Los Angeles, CA–“We had met at a [domestic violence] shelter in the city and gave support to each other. She [was] arrested three years into the relationship for trying to kill me by choking me.”–Claudia, lesbian victim of domestic violence
We’ve previously discussed the prevalence of domestic violence in lesbian relationships and how the domestic violence establishment denies or minimizes this inconvenient truth. To learn more, see my blog post Conference Report: Violence is more common in lesbian relationships than in heterosexual ones.
The following is an incident narrative from the report LESBIAN, GAY. BISEXUAL AND TRANSGENDER DOMESTIC VIOLENCE IN THE UNITED STATES IN 2006 put out by the National Coalition of Anti-Violence Programs.
There is a very interesting part of Claudia’s narrative. Claudia is a lesbian victim of domestic violence. Apparently at the time she was abused, a couple of her children were teenage boys. She wanted to get away from her lesbian abuser but it was difficult, in part because the domestic violence shelters wouldn’t allow her teen boys to come with her.
Get it? Here the violence is woman on woman, yet the domestic violence industry is so fixated on “only men abuse” that this DV victim couldn’t get shelter from her female abuser because she was the mother of boys.
Claudia, 42, female, Latina, HIV +, lesbian, urban
My name is Claudia. I’m forty two years old and HIV positive. I have six children in my care; they are from twelve to twenty-one years of age. My oldest has an 11 month old baby boy. I first heard of AVP [Anti-Violence Program] when they did domestic violence training at the agency I work at.
I was in a ten-year relationship with my partner. We had met at a shelter in the city and gave support to each other. She had been arrested three years into the relationship for trying to kill me by choking me. She was arrested and spent time in jail. I had an order of protection but it ran out. After she completed her sentence she made contact with me and begged me to take her back. I thought things had changed and she’d learned her lesson. But soon after she moved in she began to carry on with the same controlling routine.
One night when I came home she was waiting for me in our bedroom. She told me that she did not want me working anymore because it was taking time away from her, and if I did not stop she would hurt my children. She also said that she had a gun. I was not going to go through that again and my tolerance ended when she threatened my kids.
I contacted AVP to see how they could help me. AVP advised me to come into their office and sign releases so we could call the necessary agencies, and my job. We did a lot of safety planning for me and my children and called ACS. Because the threats were verbal and I was willing to report them to the police, ACS thought that the case didn’t require its services.
NYC AVP called to have our family placed at a shelter but I was not willing to put my children through that again because we were separated in the past and I had young men, and they wouldn’t be allowed in a women’s shelter. We then planned to file a police report, and called my local precinct and spoke to the domestic violence officer. I filed a report for harassment. This scared my partner and she left the apartment and moved down south, but before she left she called ACS and reported that I was abusing my children.

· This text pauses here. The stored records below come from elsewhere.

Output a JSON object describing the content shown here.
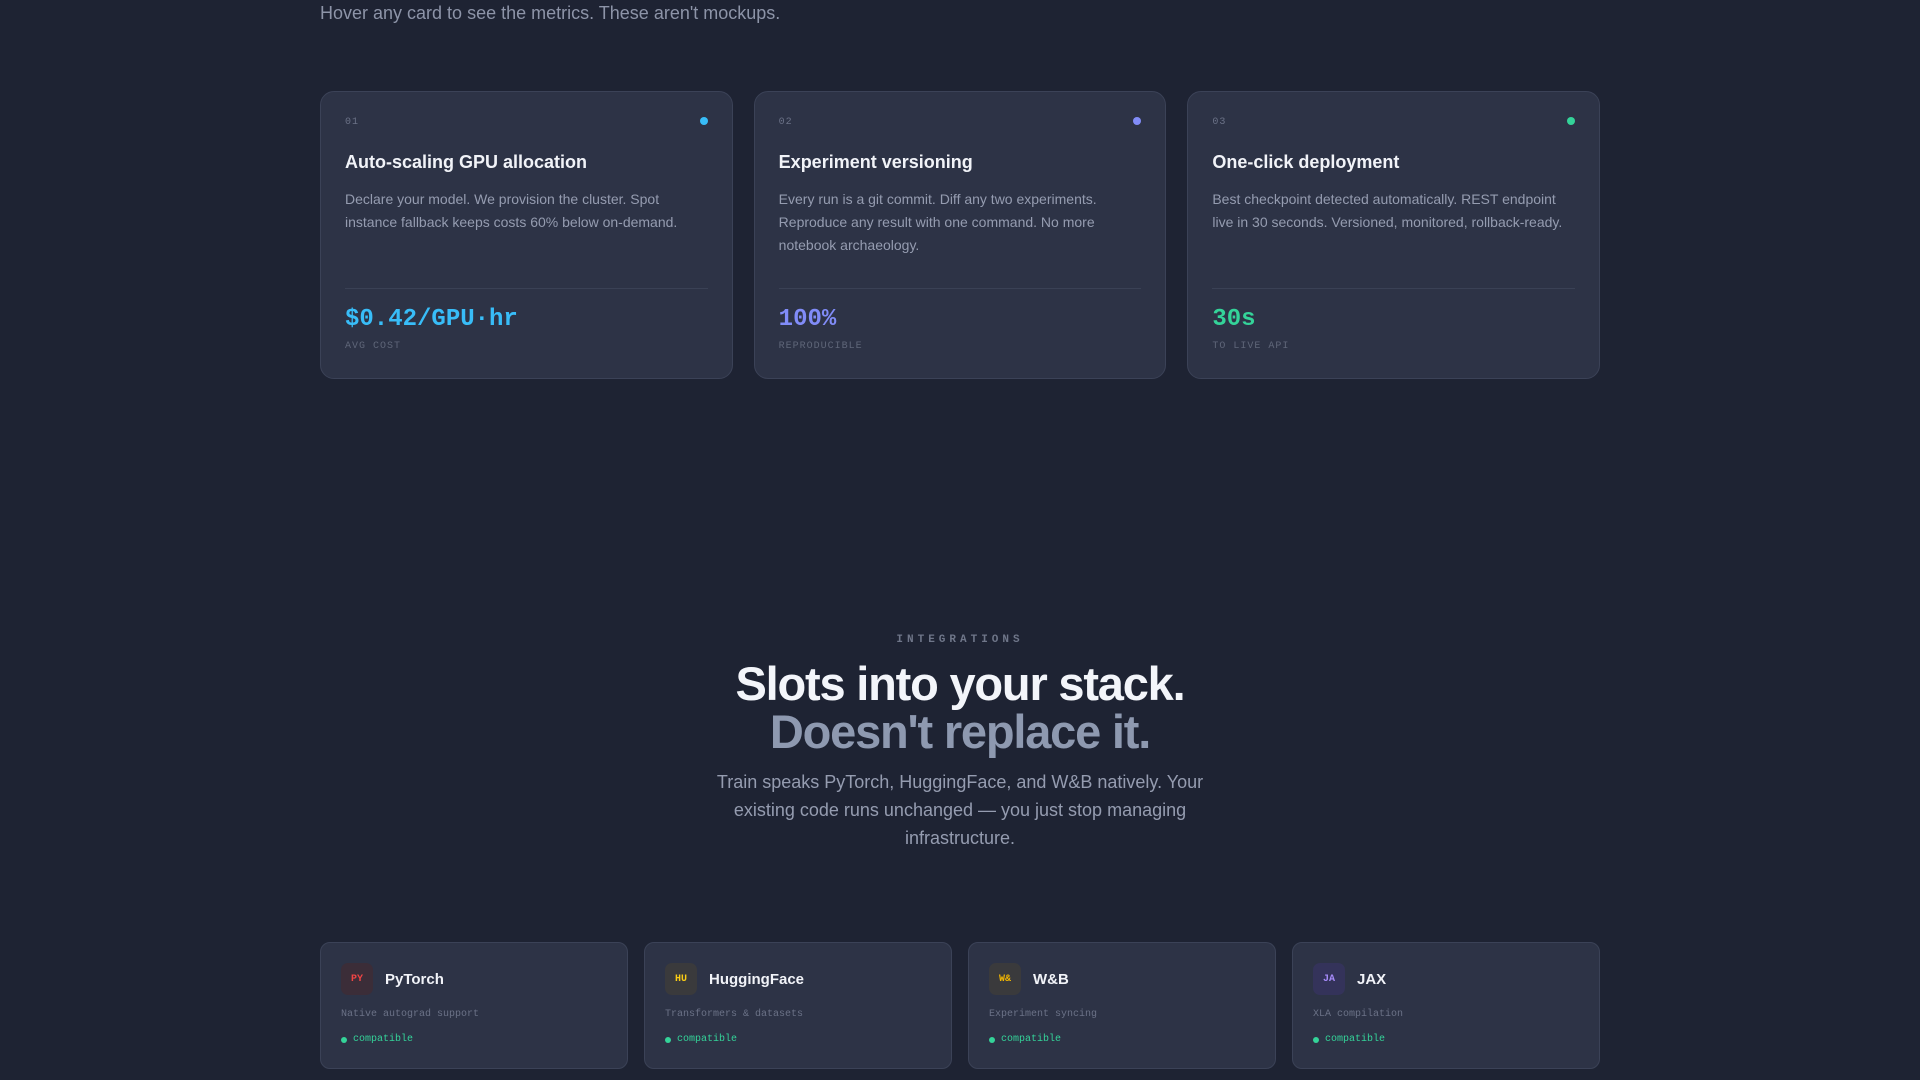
{
  "hero": {
    "subtitle": "Hover any card to see the metrics. These aren't mockups."
  },
  "features": [
    {
      "num": "01",
      "title": "Auto-scaling GPU allocation",
      "desc": "Declare your model. We provision the cluster. Spot instance fallback keeps costs 60% below on-demand.",
      "metric": "$0.42/GPU·hr",
      "metric_label": "AVG COST",
      "accent": "#38bdf8"
    },
    {
      "num": "02",
      "title": "Experiment versioning",
      "desc": "Every run is a git commit. Diff any two experiments. Reproduce any result with one command. No more notebook archaeology.",
      "metric": "100%",
      "metric_label": "REPRODUCIBLE",
      "accent": "#818cf8"
    },
    {
      "num": "03",
      "title": "One-click deployment",
      "desc": "Best checkpoint detected automatically. REST endpoint live in 30 seconds. Versioned, monitored, rollback-ready.",
      "metric": "30s",
      "metric_label": "TO LIVE API",
      "accent": "#34d399"
    }
  ],
  "integrations": {
    "eyebrow": "INTEGRATIONS",
    "title_line1": "Slots into your stack.",
    "title_line2": "Doesn't replace it.",
    "desc": "Train speaks PyTorch, HuggingFace, and W&B natively. Your existing code runs unchanged — you just stop managing infrastructure.",
    "items": [
      {
        "badge": "PY",
        "name": "PyTorch",
        "desc": "Native autograd support",
        "status": "compatible",
        "badge_color": "#ef4444",
        "badge_bg": "#3b2d38"
      },
      {
        "badge": "HU",
        "name": "HuggingFace",
        "desc": "Transformers & datasets",
        "status": "compatible",
        "badge_color": "#facc15",
        "badge_bg": "#3a3a3c"
      },
      {
        "badge": "W&",
        "name": "W&B",
        "desc": "Experiment syncing",
        "status": "compatible",
        "badge_color": "#f5b800",
        "badge_bg": "#3a3a3c"
      },
      {
        "badge": "JA",
        "name": "JAX",
        "desc": "XLA compilation",
        "status": "compatible",
        "badge_color": "#a78bfa",
        "badge_bg": "#34335a"
      }
    ]
  }
}
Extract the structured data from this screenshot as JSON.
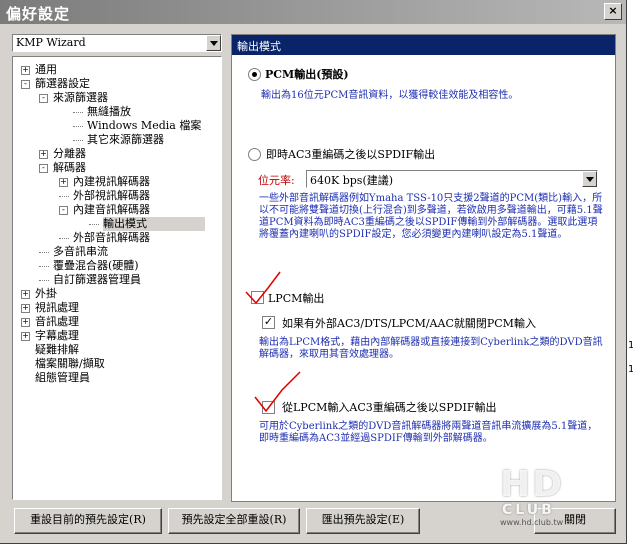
{
  "window": {
    "title": "偏好設定",
    "close_glyph": "×"
  },
  "profile": {
    "selected": "KMP Wizard"
  },
  "tree": [
    {
      "label": "通用",
      "level": 0,
      "expander": "+"
    },
    {
      "label": "篩選器設定",
      "level": 0,
      "expander": "-"
    },
    {
      "label": "來源篩選器",
      "level": 1,
      "expander": "-"
    },
    {
      "label": "無縫播放",
      "level": 3,
      "expander": ""
    },
    {
      "label": "Windows Media 檔案",
      "level": 3,
      "expander": ""
    },
    {
      "label": "其它來源篩選器",
      "level": 3,
      "expander": ""
    },
    {
      "label": "分離器",
      "level": 1,
      "expander": "+"
    },
    {
      "label": "解碼器",
      "level": 1,
      "expander": "-"
    },
    {
      "label": "內建視訊解碼器",
      "level": 2,
      "expander": "+"
    },
    {
      "label": "外部視訊解碼器",
      "level": 2,
      "expander": ""
    },
    {
      "label": "內建音訊解碼器",
      "level": 2,
      "expander": "-"
    },
    {
      "label": "輸出模式",
      "level": 4,
      "expander": "",
      "selected": true
    },
    {
      "label": "外部音訊解碼器",
      "level": 2,
      "expander": ""
    },
    {
      "label": "多音訊串流",
      "level": 1,
      "expander": ""
    },
    {
      "label": "覆疊混合器(硬體)",
      "level": 1,
      "expander": ""
    },
    {
      "label": "自訂篩選器管理員",
      "level": 1,
      "expander": ""
    },
    {
      "label": "外掛",
      "level": 0,
      "expander": "+"
    },
    {
      "label": "視訊處理",
      "level": 0,
      "expander": "+"
    },
    {
      "label": "音訊處理",
      "level": 0,
      "expander": "+"
    },
    {
      "label": "字幕處理",
      "level": 0,
      "expander": "+"
    },
    {
      "label": "疑難排解",
      "level": 0,
      "expander": ""
    },
    {
      "label": "檔案關聯/擷取",
      "level": 0,
      "expander": ""
    },
    {
      "label": "組態管理員",
      "level": 0,
      "expander": ""
    }
  ],
  "panel": {
    "header": "輸出模式",
    "pcm": {
      "label": "PCM輸出(預設)",
      "selected": true,
      "desc": "輸出為16位元PCM音訊資料，以獲得較佳效能及相容性。"
    },
    "spdif": {
      "label": "即時AC3重編碼之後以SPDIF輸出",
      "selected": false,
      "rate_label": "位元率:",
      "rate_value": "640K bps(建議)",
      "desc": "一些外部音訊解碼器例如Ymaha TSS-10只支援2聲道的PCM(類比)輸入，所以不可能將雙聲道切換(上行混合)到多聲道，若欲啟用多聲道輸出，可藉5.1聲道PCM資料為即時AC3重編碼之後以SPDIF傳輸到外部解碼器。選取此選項將覆蓋內建喇叭的SPDIF設定，您必須變更內建喇叭設定為5.1聲道。"
    },
    "lpcm": {
      "label": "LPCM輸出",
      "checked": true,
      "sub_label": "如果有外部AC3/DTS/LPCM/AAC就關閉PCM輸入",
      "sub_checked": true,
      "desc": "輸出為LPCM格式，藉由內部解碼器或直接連接到Cyberlink之類的DVD音訊解碼器，來取用其音效處理器。"
    },
    "lpcm_ac3": {
      "label": "從LPCM輸入AC3重編碼之後以SPDIF輸出",
      "checked": true,
      "desc": "可用於Cyberlink之類的DVD音訊解碼器將兩聲道音訊串流擴展為5.1聲道，即時重編碼為AC3並經過SPDIF傳輸到外部解碼器。"
    }
  },
  "buttons": {
    "reset_current": "重設目前的預先設定(R)",
    "reset_all": "預先設定全部重設(R)",
    "export": "匯出預先設定(E)",
    "close": "關閉"
  },
  "watermark": {
    "letters": "HD",
    "word": "CLUB",
    "url": "www.hd.club.tw"
  },
  "edge": {
    "mark1": "1",
    "mark2": "1"
  },
  "colors": {
    "header_bg": "#0a246a",
    "desc_text": "#1f2fb0",
    "rate_label": "#c00000",
    "annotation": "#e00000"
  }
}
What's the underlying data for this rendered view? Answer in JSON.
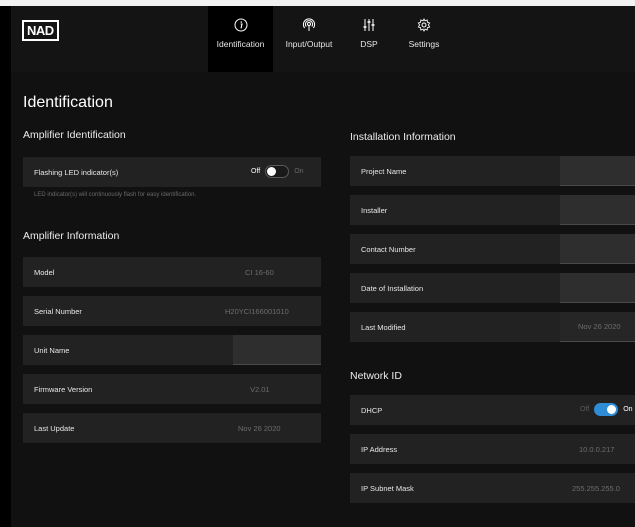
{
  "header": {
    "logo": "NAD",
    "tabs": [
      {
        "label": "Identification",
        "icon": "info-icon",
        "active": true
      },
      {
        "label": "Input/Output",
        "icon": "broadcast-icon",
        "active": false
      },
      {
        "label": "DSP",
        "icon": "sliders-icon",
        "active": false
      },
      {
        "label": "Settings",
        "icon": "gear-icon",
        "active": false
      }
    ]
  },
  "page": {
    "title": "Identification"
  },
  "amp_id": {
    "title": "Amplifier Identification",
    "flash_label": "Flashing LED indicator(s)",
    "off_label": "Off",
    "on_label": "On",
    "note": "LED indicator(s) will continuously flash for easy identification."
  },
  "amp_info": {
    "title": "Amplifier Information",
    "rows": [
      {
        "label": "Model",
        "value": "CI 16-60"
      },
      {
        "label": "Serial Number",
        "value": "H20YCI166001010"
      },
      {
        "label": "Unit Name",
        "value": ""
      },
      {
        "label": "Firmware Version",
        "value": "V2.01"
      },
      {
        "label": "Last Update",
        "value": "Nov 26 2020"
      }
    ]
  },
  "install": {
    "title": "Installation Information",
    "rows": [
      {
        "label": "Project Name",
        "value": ""
      },
      {
        "label": "Installer",
        "value": ""
      },
      {
        "label": "Contact Number",
        "value": ""
      },
      {
        "label": "Date of Installation",
        "value": ""
      },
      {
        "label": "Last Modified",
        "value": "Nov 26 2020"
      }
    ]
  },
  "network": {
    "title": "Network ID",
    "dhcp_label": "DHCP",
    "off_label": "Off",
    "on_label": "On",
    "ip_label": "IP Address",
    "ip_value": "10.0.0.217",
    "mask_label": "IP Subnet Mask",
    "mask_value": "255.255.255.0"
  },
  "colors": {
    "accent": "#2f8dd6",
    "row_bg": "#222222",
    "panel_bg": "#111111"
  }
}
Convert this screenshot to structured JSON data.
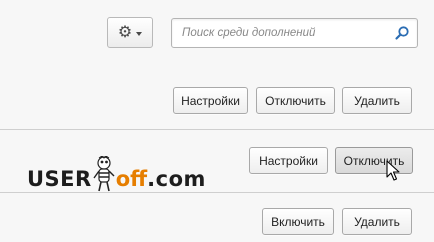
{
  "toolbar": {
    "gear_icon": "gear-icon",
    "search_placeholder": "Поиск среди дополнений",
    "search_value": ""
  },
  "addons": [
    {
      "buttons": {
        "settings": "Настройки",
        "disable": "Отключить",
        "remove": "Удалить"
      }
    },
    {
      "logo": {
        "part1": "USER",
        "part2": "off",
        "part3": ".com"
      },
      "buttons": {
        "settings": "Настройки",
        "disable": "Отключить"
      }
    },
    {
      "buttons": {
        "enable": "Включить",
        "remove": "Удалить"
      }
    }
  ],
  "colors": {
    "accent_orange": "#e67e00",
    "background": "#f7f7f7",
    "divider": "#cfcfcf"
  }
}
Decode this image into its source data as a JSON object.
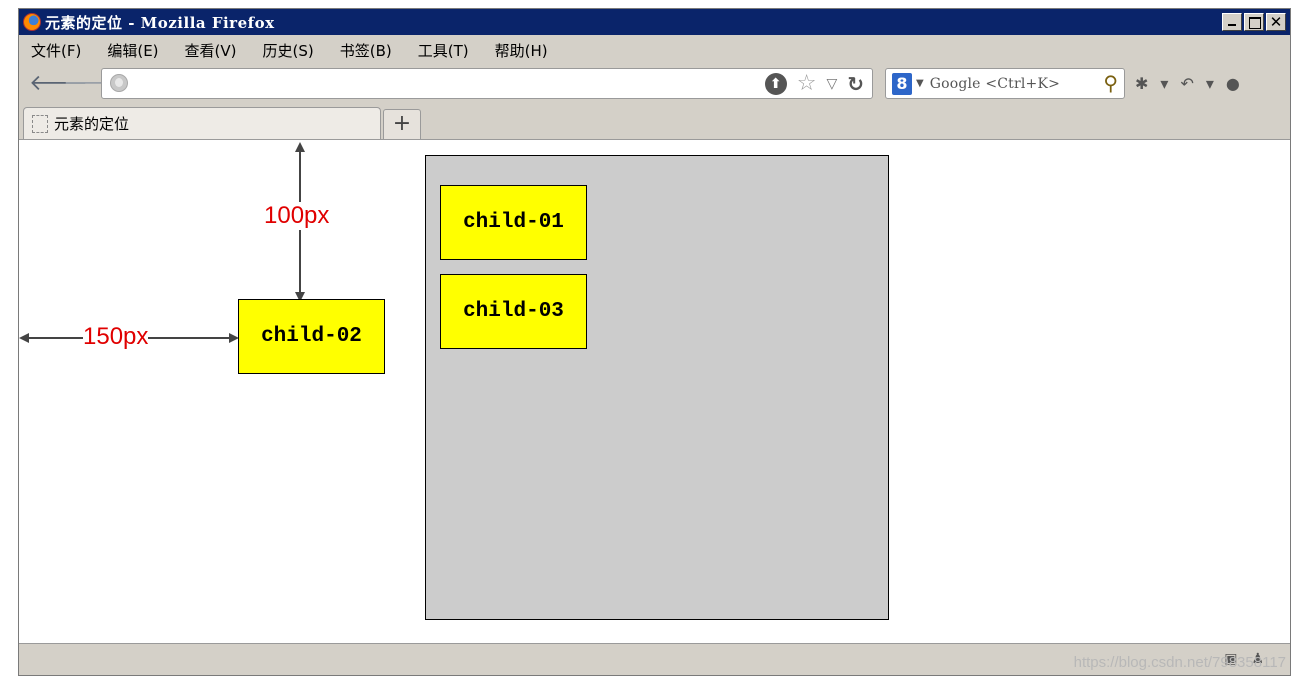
{
  "window": {
    "title": "元素的定位 - Mozilla Firefox"
  },
  "menu": {
    "items": [
      "文件(F)",
      "编辑(E)",
      "查看(V)",
      "历史(S)",
      "书签(B)",
      "工具(T)",
      "帮助(H)"
    ]
  },
  "navbar": {
    "url_value": "",
    "search_engine_glyph": "8",
    "search_placeholder": "Google <Ctrl+K>"
  },
  "tabs": {
    "active_label": "元素的定位",
    "new_tab_label": "+"
  },
  "page": {
    "boxes": {
      "child01": "child-01",
      "child02": "child-02",
      "child03": "child-03"
    },
    "annotations": {
      "top_offset": "100px",
      "left_offset": "150px"
    },
    "colors": {
      "box_fill": "#ffff00",
      "parent_fill": "#cccccc",
      "annotation": "#e00000"
    }
  },
  "statusbar": {
    "watermark": "https://blog.csdn.net/798358117"
  }
}
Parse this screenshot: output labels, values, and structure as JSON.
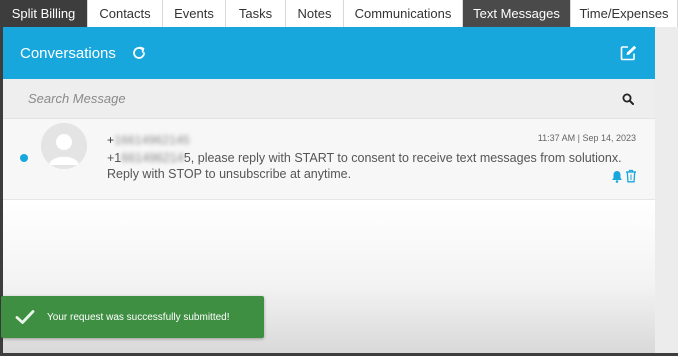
{
  "tabs": [
    {
      "label": "Split Billing"
    },
    {
      "label": "Contacts"
    },
    {
      "label": "Events"
    },
    {
      "label": "Tasks"
    },
    {
      "label": "Notes"
    },
    {
      "label": "Communications"
    },
    {
      "label": "Text Messages"
    },
    {
      "label": "Time/Expenses"
    }
  ],
  "conversations": {
    "title": "Conversations",
    "search_placeholder": "Search Message"
  },
  "message": {
    "sender_prefix": "+",
    "sender_number": "16614962145",
    "timestamp": "11:37 AM | Sep 14, 2023",
    "body_prefix": "+1",
    "body_number": "661496214",
    "body_text": "5, please reply with START to consent to receive text messages from solutionx. Reply with STOP to unsubscribe at anytime."
  },
  "toast": {
    "text": "Your request was successfully submitted!"
  },
  "colors": {
    "header": "#17a7dd",
    "toast": "#3f8f43",
    "unread_dot": "#17a7dd"
  }
}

ACS came and took the children away and placed them with my family while they did an investigation. After three days my children were returned to me. Thanks to the previous call that AVP and I had placed to ACS, the case was dropped. AVP connected me with project safe and I had my locks changed. I received domestic counseling and I’m going to preventive classes at ACS. This will help keep our family in a positive atmosphere. I am so relieved that I’m safe, and the environment in my home is positive. My children go to school not not having to worry if I am safe at home.